You’ll need to learn how to use the side imaging settings to see structure in perfect detail though as one you spot structure at maximum range you can hone it on it by changing the range and frequencies to get a better look at it and even see if there are fish holding on the structure too.
Can you use down imaging and/or side on a trolling motor?
You can add either down imaging and side imaging transducer to trolling motors but it’s best just to stick with down imaging on a trolling motor and here is why.
A down imaging transducer only scans straight down.
When you use a trolling motor, you’re going to be turning it left and right and this will not affect the down scan from down imaging as it still points vertically regardless of how you turn your trolling motor.
A side imaging transducer scans left and right, now imagine what happens to the sonar beam when you turn your trolling motor, it’s going to move and end up giving you a very distorted image.
When you turn the trolling motor, the transducer will also turn and it will start picking up parts of your vessel when turned one way or the other, and will not be allowed to pick up reflections properly either.
So, with a trolling motor, stitch with down imaging and mount the side imaging transducer to the bottom of your vessel’s hull where it’s meant to go.
Is down imaging or side imaging better for kayak fishing?
Most kayak anglers struggle with side imaging as paddling in a straight line isn’t so easy on a kayak which may give you a distorted picture to work with instead of a clear one.
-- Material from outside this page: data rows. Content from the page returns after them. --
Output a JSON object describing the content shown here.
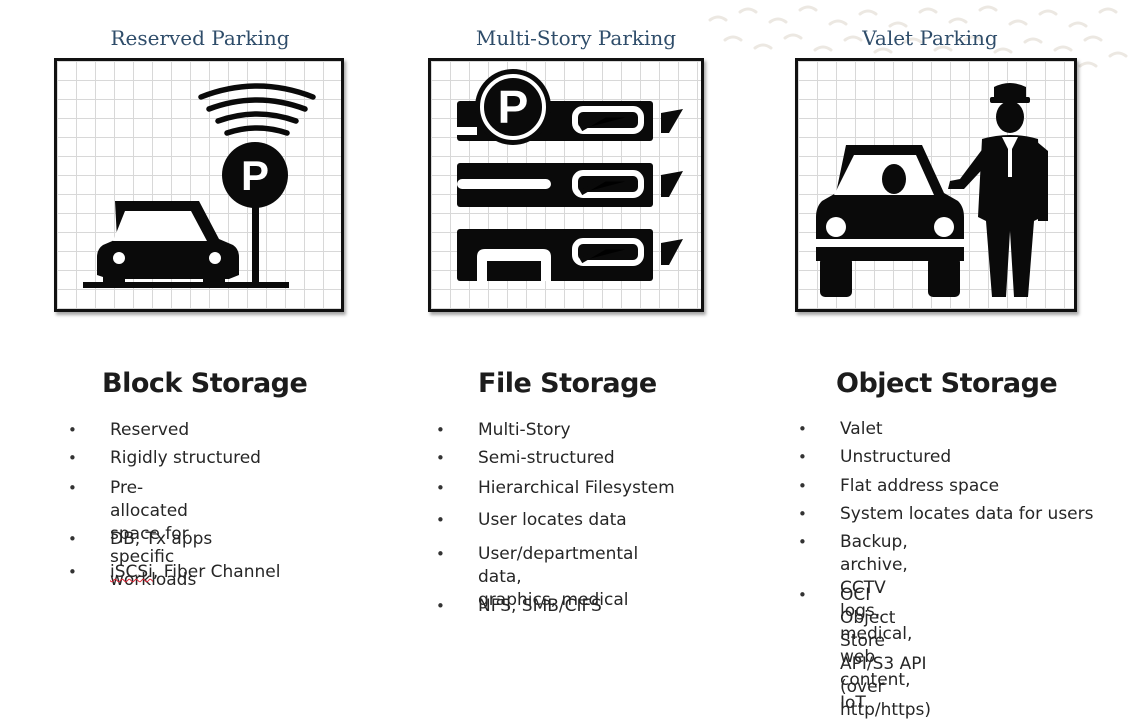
{
  "columns": [
    {
      "caption": "Reserved Parking",
      "illustration_icon": "reserved-parking-car-sign-icon",
      "heading": "Block Storage",
      "bullets": [
        "Reserved",
        "Rigidly structured",
        "Pre-allocated space for\nspecific workloads",
        "DB, Tx apps",
        "Fiber Channel"
      ],
      "last_bullet_prefix": "iSCSi"
    },
    {
      "caption": "Multi-Story Parking",
      "illustration_icon": "multi-story-parking-garage-icon",
      "heading": "File Storage",
      "bullets": [
        "Multi-Story",
        "Semi-structured",
        "Hierarchical Filesystem",
        "User locates data",
        "User/departmental data,\ngraphics, medical",
        "NFS, SMB/CIFS"
      ]
    },
    {
      "caption": "Valet Parking",
      "illustration_icon": "valet-attendant-car-icon",
      "heading": "Object Storage",
      "bullets": [
        "Valet",
        "Unstructured",
        "Flat address space",
        "System locates data for users",
        "Backup, archive, CCTV logs,\nmedical, web content, IoT",
        "OCI Object Store API/S3 API (over\nhttp/https)"
      ]
    }
  ],
  "colors": {
    "caption": "#2f4d6a",
    "icon": "#0a0a0a",
    "grid": "#d8d8d8"
  }
}
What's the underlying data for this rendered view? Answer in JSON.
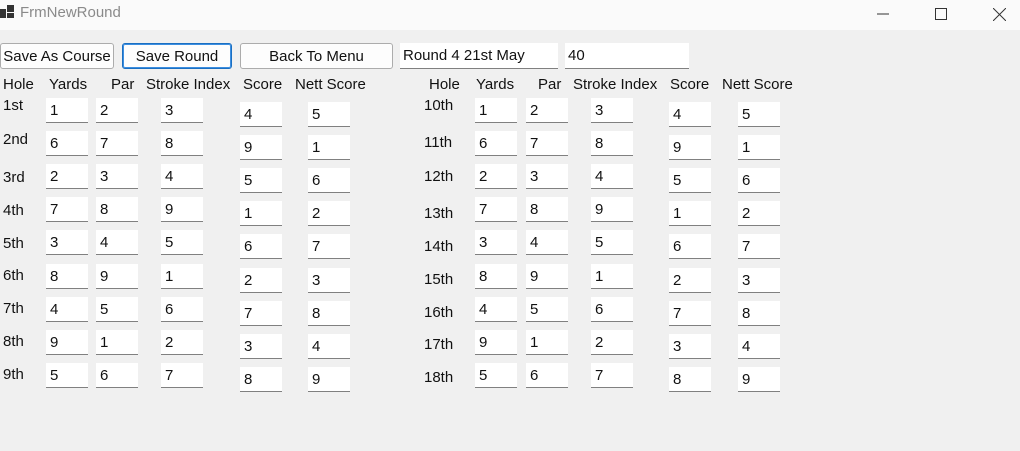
{
  "window": {
    "title": "FrmNewRound",
    "minimize_glyph": "—",
    "maximize_glyph": "☐",
    "close_glyph": "✕"
  },
  "toolbar": {
    "save_as_course_label": "Save As Course",
    "save_round_label": "Save Round",
    "back_to_menu_label": "Back To Menu",
    "round_name_value": "Round 4 21st May",
    "total_value": "40"
  },
  "headers": [
    "Hole",
    "Yards",
    "Par",
    "Stroke Index",
    "Score",
    "Nett Score"
  ],
  "front_nine": [
    {
      "hole": "1st",
      "yards": "1",
      "par": "2",
      "stroke_index": "3",
      "score": "4",
      "nett": "5"
    },
    {
      "hole": "2nd",
      "yards": "6",
      "par": "7",
      "stroke_index": "8",
      "score": "9",
      "nett": "1"
    },
    {
      "hole": "3rd",
      "yards": "2",
      "par": "3",
      "stroke_index": "4",
      "score": "5",
      "nett": "6"
    },
    {
      "hole": "4th",
      "yards": "7",
      "par": "8",
      "stroke_index": "9",
      "score": "1",
      "nett": "2"
    },
    {
      "hole": "5th",
      "yards": "3",
      "par": "4",
      "stroke_index": "5",
      "score": "6",
      "nett": "7"
    },
    {
      "hole": "6th",
      "yards": "8",
      "par": "9",
      "stroke_index": "1",
      "score": "2",
      "nett": "3"
    },
    {
      "hole": "7th",
      "yards": "4",
      "par": "5",
      "stroke_index": "6",
      "score": "7",
      "nett": "8"
    },
    {
      "hole": "8th",
      "yards": "9",
      "par": "1",
      "stroke_index": "2",
      "score": "3",
      "nett": "4"
    },
    {
      "hole": "9th",
      "yards": "5",
      "par": "6",
      "stroke_index": "7",
      "score": "8",
      "nett": "9"
    }
  ],
  "back_nine": [
    {
      "hole": "10th",
      "yards": "1",
      "par": "2",
      "stroke_index": "3",
      "score": "4",
      "nett": "5"
    },
    {
      "hole": "11th",
      "yards": "6",
      "par": "7",
      "stroke_index": "8",
      "score": "9",
      "nett": "1"
    },
    {
      "hole": "12th",
      "yards": "2",
      "par": "3",
      "stroke_index": "4",
      "score": "5",
      "nett": "6"
    },
    {
      "hole": "13th",
      "yards": "7",
      "par": "8",
      "stroke_index": "9",
      "score": "1",
      "nett": "2"
    },
    {
      "hole": "14th",
      "yards": "3",
      "par": "4",
      "stroke_index": "5",
      "score": "6",
      "nett": "7"
    },
    {
      "hole": "15th",
      "yards": "8",
      "par": "9",
      "stroke_index": "1",
      "score": "2",
      "nett": "3"
    },
    {
      "hole": "16th",
      "yards": "4",
      "par": "5",
      "stroke_index": "6",
      "score": "7",
      "nett": "8"
    },
    {
      "hole": "17th",
      "yards": "9",
      "par": "1",
      "stroke_index": "2",
      "score": "3",
      "nett": "4"
    },
    {
      "hole": "18th",
      "yards": "5",
      "par": "6",
      "stroke_index": "7",
      "score": "8",
      "nett": "9"
    }
  ]
}
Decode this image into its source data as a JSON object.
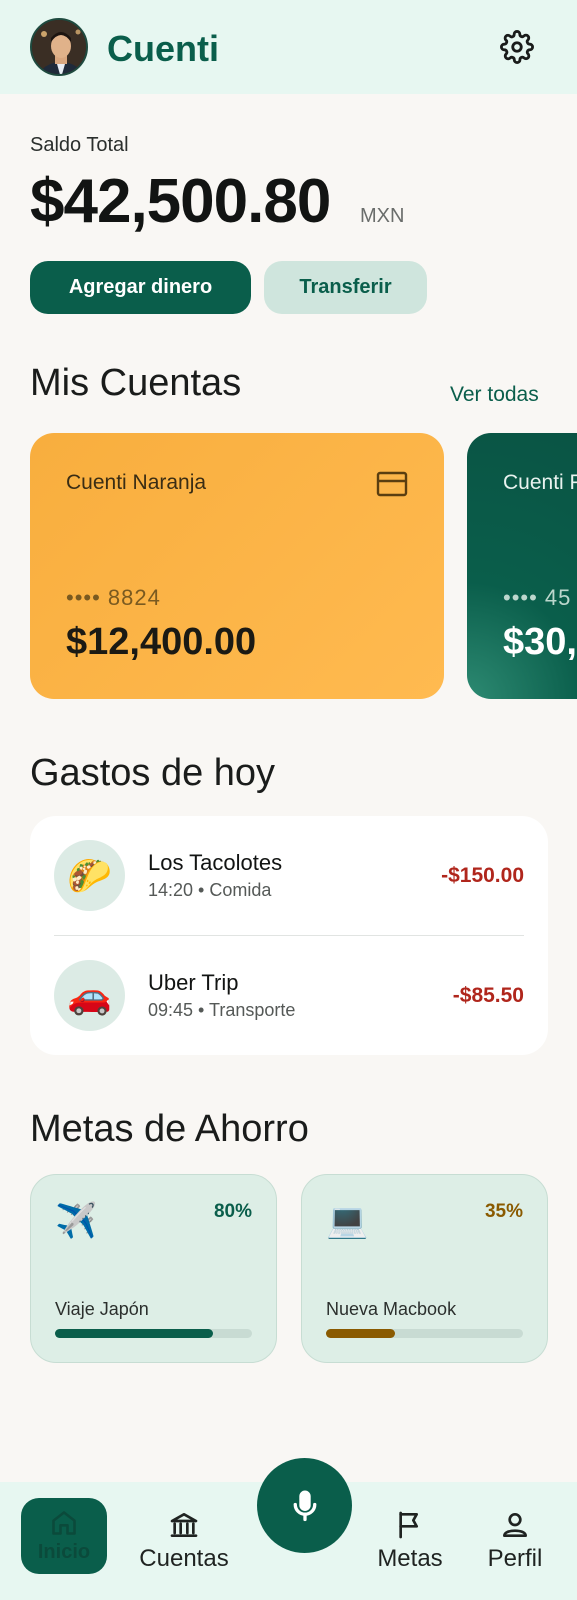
{
  "header": {
    "app_title": "Cuenti"
  },
  "balance": {
    "label": "Saldo Total",
    "amount": "$42,500.80",
    "currency": "MXN"
  },
  "actions": {
    "add_money": "Agregar dinero",
    "transfer": "Transferir"
  },
  "accounts": {
    "title": "Mis Cuentas",
    "see_all": "Ver todas",
    "cards": [
      {
        "name": "Cuenti Naranja",
        "number": "•••• 8824",
        "balance": "$12,400.00",
        "color": "#f8ae3e"
      },
      {
        "name": "Cuenti P",
        "number": "•••• 45",
        "balance": "$30,",
        "color": "#0a5e4b"
      }
    ]
  },
  "expenses": {
    "title": "Gastos de hoy",
    "items": [
      {
        "icon": "🌮",
        "title": "Los Tacolotes",
        "meta": "14:20 • Comida",
        "amount": "-$150.00"
      },
      {
        "icon": "🚗",
        "title": "Uber Trip",
        "meta": "09:45 • Transporte",
        "amount": "-$85.50"
      }
    ]
  },
  "goals": {
    "title": "Metas de Ahorro",
    "items": [
      {
        "icon": "✈️",
        "name": "Viaje Japón",
        "percent_label": "80%",
        "progress": 0.8,
        "color": "#0a5e4b"
      },
      {
        "icon": "💻",
        "name": "Nueva Macbook",
        "percent_label": "35%",
        "progress": 0.35,
        "color": "#8a5a00"
      }
    ]
  },
  "nav": {
    "home": "Inicio",
    "accounts": "Cuentas",
    "goals": "Metas",
    "profile": "Perfil"
  },
  "colors": {
    "primary": "#0a5e4b",
    "expense": "#b0261c",
    "background": "#f9f7f4"
  }
}
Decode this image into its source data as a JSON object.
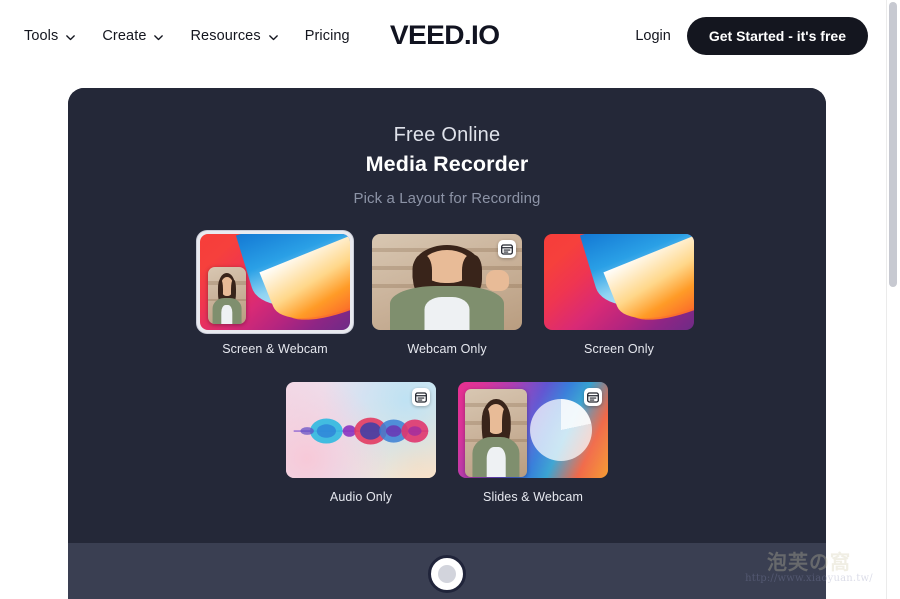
{
  "header": {
    "brand": "VEED.IO",
    "nav": [
      {
        "label": "Tools",
        "has_chevron": true,
        "icon": "chevron-down-icon"
      },
      {
        "label": "Create",
        "has_chevron": true,
        "icon": "chevron-down-icon"
      },
      {
        "label": "Resources",
        "has_chevron": true,
        "icon": "chevron-down-icon"
      },
      {
        "label": "Pricing",
        "has_chevron": false,
        "icon": ""
      }
    ],
    "login_label": "Login",
    "cta_label": "Get Started - it's free"
  },
  "recorder": {
    "heading_line1": "Free Online",
    "heading_line2": "Media Recorder",
    "subheading": "Pick a Layout for Recording",
    "layouts_row1": [
      {
        "label": "Screen & Webcam",
        "selected": true,
        "badge_icon": ""
      },
      {
        "label": "Webcam Only",
        "selected": false,
        "badge_icon": "browser-window-icon"
      },
      {
        "label": "Screen Only",
        "selected": false,
        "badge_icon": ""
      }
    ],
    "layouts_row2": [
      {
        "label": "Audio Only",
        "selected": false,
        "badge_icon": "browser-window-icon"
      },
      {
        "label": "Slides & Webcam",
        "selected": false,
        "badge_icon": "browser-window-icon"
      }
    ],
    "record_button_name": "record-button"
  },
  "watermark": {
    "cjk": "泡芙の窩",
    "url": "http://www.xiaoyuan.tw/"
  },
  "colors": {
    "panel_bg": "#242838",
    "control_bar_bg": "#3a3f52",
    "cta_bg": "#14161f",
    "heading_white": "#ffffff",
    "sub_gray": "#8c93a6",
    "selection_ring": "#e9eaf0"
  }
}
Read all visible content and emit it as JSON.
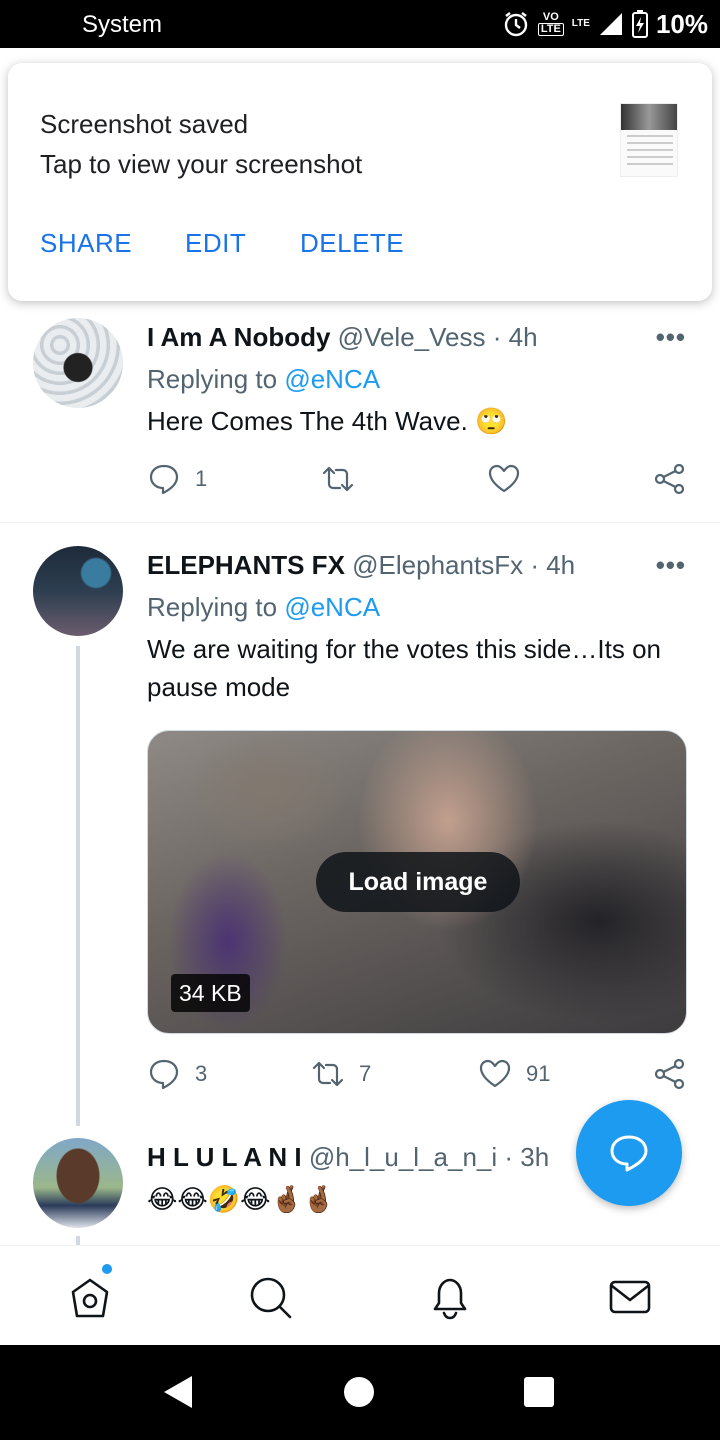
{
  "status_bar": {
    "label": "System",
    "network": "LTE",
    "volte_top": "VO",
    "volte_bottom": "LTE",
    "battery": "10%"
  },
  "notification": {
    "title": "Screenshot saved",
    "subtitle": "Tap to view your screenshot",
    "actions": [
      "SHARE",
      "EDIT",
      "DELETE"
    ]
  },
  "tweets": [
    {
      "name": "I Am A Nobody",
      "handle": "@Vele_Vess",
      "time": "· 4h",
      "replying_prefix": "Replying to ",
      "replying_to": "@eNCA",
      "text": "Here Comes The 4th Wave. 🙄",
      "reply_count": "1",
      "retweet_count": "",
      "like_count": ""
    },
    {
      "name": "ELEPHANTS FX",
      "handle": "@ElephantsFx",
      "time": "· 4h",
      "replying_prefix": "Replying to ",
      "replying_to": "@eNCA",
      "text": "We are waiting for the votes this side…Its on pause mode",
      "media_button": "Load image",
      "media_size": "34 KB",
      "reply_count": "3",
      "retweet_count": "7",
      "like_count": "91"
    },
    {
      "name": "H L U L A N I",
      "handle": "@h_l_u_l_a_n_i",
      "time": "· 3h",
      "text": "😂😂🤣😂🤞🏾🤞🏾"
    }
  ],
  "more_label": "•••",
  "colors": {
    "accent": "#1d9bf0",
    "notification_action": "#1a73e8"
  },
  "icons": [
    "alarm-icon",
    "signal-icon",
    "battery-icon",
    "reply-icon",
    "retweet-icon",
    "like-icon",
    "share-icon",
    "compose-icon",
    "home-icon",
    "search-icon",
    "notifications-icon",
    "messages-icon",
    "back-icon",
    "home-circle-icon",
    "recents-icon"
  ]
}
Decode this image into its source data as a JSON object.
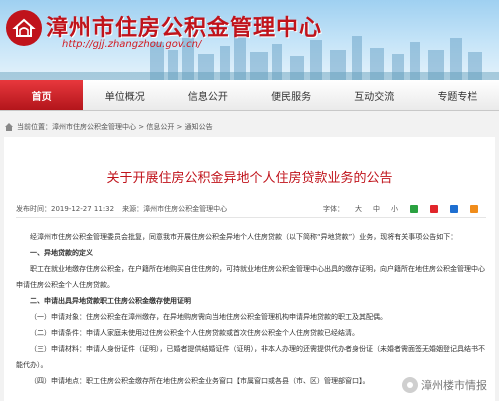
{
  "header": {
    "site_title": "漳州市住房公积金管理中心",
    "site_url": "http://gjj.zhangzhou.gov.cn/"
  },
  "nav": [
    {
      "label": "首页"
    },
    {
      "label": "单位概况"
    },
    {
      "label": "信息公开"
    },
    {
      "label": "便民服务"
    },
    {
      "label": "互动交流"
    },
    {
      "label": "专题专栏"
    }
  ],
  "breadcrumb": "当前位置：漳州市住房公积金管理中心 > 信息公开 > 通知公告",
  "article": {
    "title": "关于开展住房公积金异地个人住房贷款业务的公告",
    "date": "发布时间：2019-12-27 11:32",
    "source": "来源：漳州市住房公积金管理中心",
    "font_label": "字体：",
    "size_large": "大",
    "size_mid": "中",
    "size_small": "小",
    "paragraphs": [
      {
        "text": "经漳州市住房公积金管理委员会批复，同意我市开展住房公积金异地个人住房贷款（以下简称“异地贷款”）业务，现将有关事项公告如下：",
        "heading": false
      },
      {
        "text": "一、异地贷款的定义",
        "heading": true
      },
      {
        "text": "职工在就业地缴存住房公积金，在户籍所在地购买自住住房的，可持就业地住房公积金管理中心出具的缴存证明，向户籍所在地住房公积金管理中心申请住房公积金个人住房贷款。",
        "heading": false
      },
      {
        "text": "二、申请出具异地贷款职工住房公积金缴存使用证明",
        "heading": true
      },
      {
        "text": "（一）申请对象：住房公积金在漳州缴存，在异地购房需向当地住房公积金管理机构申请异地贷款的职工及其配偶。",
        "heading": false
      },
      {
        "text": "（二）申请条件：申请人家庭未使用过住房公积金个人住房贷款或首次住房公积金个人住房贷款已经结清。",
        "heading": false
      },
      {
        "text": "（三）申请材料：申请人身份证件（证明），已婚者提供结婚证件（证明），非本人办理的还需提供代办者身份证（未婚者需面签无婚姻登记具结书不能代办）。",
        "heading": false
      },
      {
        "text": "（四）申请地点：职工住房公积金缴存所在地住房公积金业务窗口【市属窗口或各县（市、区）管理部窗口】。",
        "heading": false
      }
    ]
  },
  "watermark": "漳州楼市情报"
}
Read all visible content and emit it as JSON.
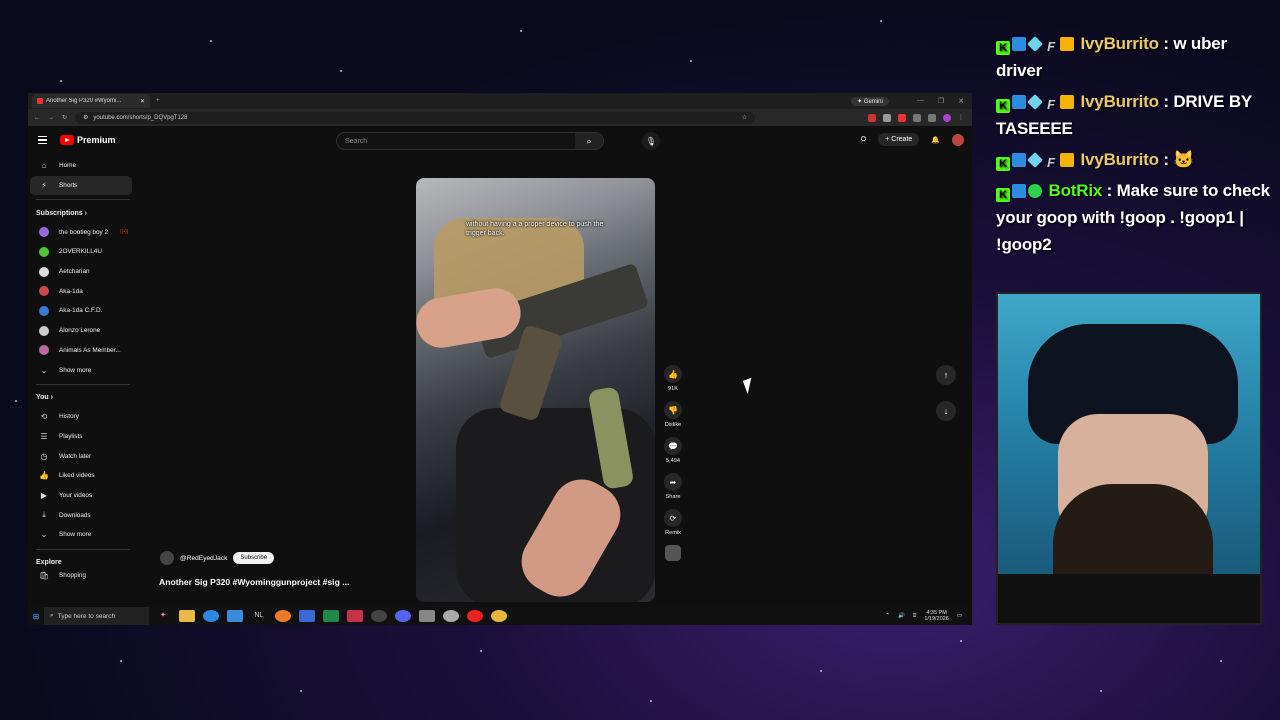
{
  "browser": {
    "tab_title": "Another Sig P320 #Wyomi...",
    "gemini_label": "Gemini",
    "url": "youtube.com/shorts/p_DQVpgT128"
  },
  "youtube": {
    "logo_text": "Premium",
    "search_placeholder": "Search",
    "create_label": "Create",
    "nav": [
      {
        "label": "Home",
        "icon": "home-icon"
      },
      {
        "label": "Shorts",
        "icon": "shorts-icon"
      }
    ],
    "subscriptions_heading": "Subscriptions",
    "subscriptions": [
      {
        "label": "the bootleg boy 2",
        "color": "#9a6bd8",
        "live": true
      },
      {
        "label": "2OVERKILL4U",
        "color": "#53c43a",
        "live": false
      },
      {
        "label": "Aetcharian",
        "color": "#dddddd",
        "live": false
      },
      {
        "label": "Aka-1da",
        "color": "#c94a4a",
        "live": false
      },
      {
        "label": "Aka-1da C.F.D.",
        "color": "#3a7ad8",
        "live": false
      },
      {
        "label": "Alonzo Lerone",
        "color": "#cccccc",
        "live": false
      },
      {
        "label": "Animals As Member...",
        "color": "#b86a9e",
        "live": false
      }
    ],
    "show_more": "Show more",
    "you_heading": "You",
    "you_items": [
      {
        "label": "History",
        "icon": "history-icon"
      },
      {
        "label": "Playlists",
        "icon": "playlists-icon"
      },
      {
        "label": "Watch later",
        "icon": "clock-icon"
      },
      {
        "label": "Liked videos",
        "icon": "thumb-up-icon"
      },
      {
        "label": "Your videos",
        "icon": "video-icon"
      },
      {
        "label": "Downloads",
        "icon": "download-icon"
      }
    ],
    "show_more_2": "Show more",
    "explore_heading": "Explore",
    "explore_cut": "Shopping",
    "short": {
      "caption": "without having a a proper device to push the trigger back.",
      "likes": "91K",
      "dislike_label": "Dislike",
      "comments": "5,494",
      "share_label": "Share",
      "remix_label": "Remix",
      "channel": "@RedEyedJack",
      "subscribe_label": "Subscribe",
      "title": "Another Sig P320 #Wyominggunproject #sig ..."
    }
  },
  "taskbar": {
    "search_placeholder": "Type here to search",
    "time": "4:35 PM",
    "date": "1/19/2026"
  },
  "chat": {
    "messages": [
      {
        "user": "IvyBurrito",
        "text": " : w uber driver",
        "bot": false
      },
      {
        "user": "IvyBurrito",
        "text": " : DRIVE BY TASEEEE",
        "bot": false
      },
      {
        "user": "IvyBurrito",
        "text": " : 🐱",
        "bot": false
      },
      {
        "user": "BotRix",
        "text": " : Make sure to check your goop with !goop . !goop1 | !goop2",
        "bot": true
      }
    ]
  }
}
This issue isn’t something you have to worry about with down imaging, as no matter how straight you drive your kayak, it will give you a clear image.
That being said, it depends on your kayak angling setup. If you have a pedal powered kayak with a rudder you’ll be able to keep a straight course, and the same goes if you use a trolling motor.
Since kayak fishing takes place in shallower waters most of the time and you go at slow speeds, I’d suggest that side imaging would be best, as you’ll be able see an image of a much larger area, but only if you can maintain a straight course with ease.
Down Imaging vs Side Imaging – Which is best?
In all honesty, choosing between down vs side imaging actually comes down to one thing, budget, as you’ll get down imaging with a side imaging fish finder.
If you can afford it, it’s always better to be able to see what’s under the water beneath and to either side of your vessel whenever you like.
This way you can fish at high speeds and in deep water and see everything you need to at lower speeds and in shallow areas too.
Thanks very much for reading my article, I hope you enjoyed it and can now make a confident decision on the fish finder you should buy.
Please share this with your fishing friends too as picking the right fish finder can make or break a day on the water, and we all want good ones of those.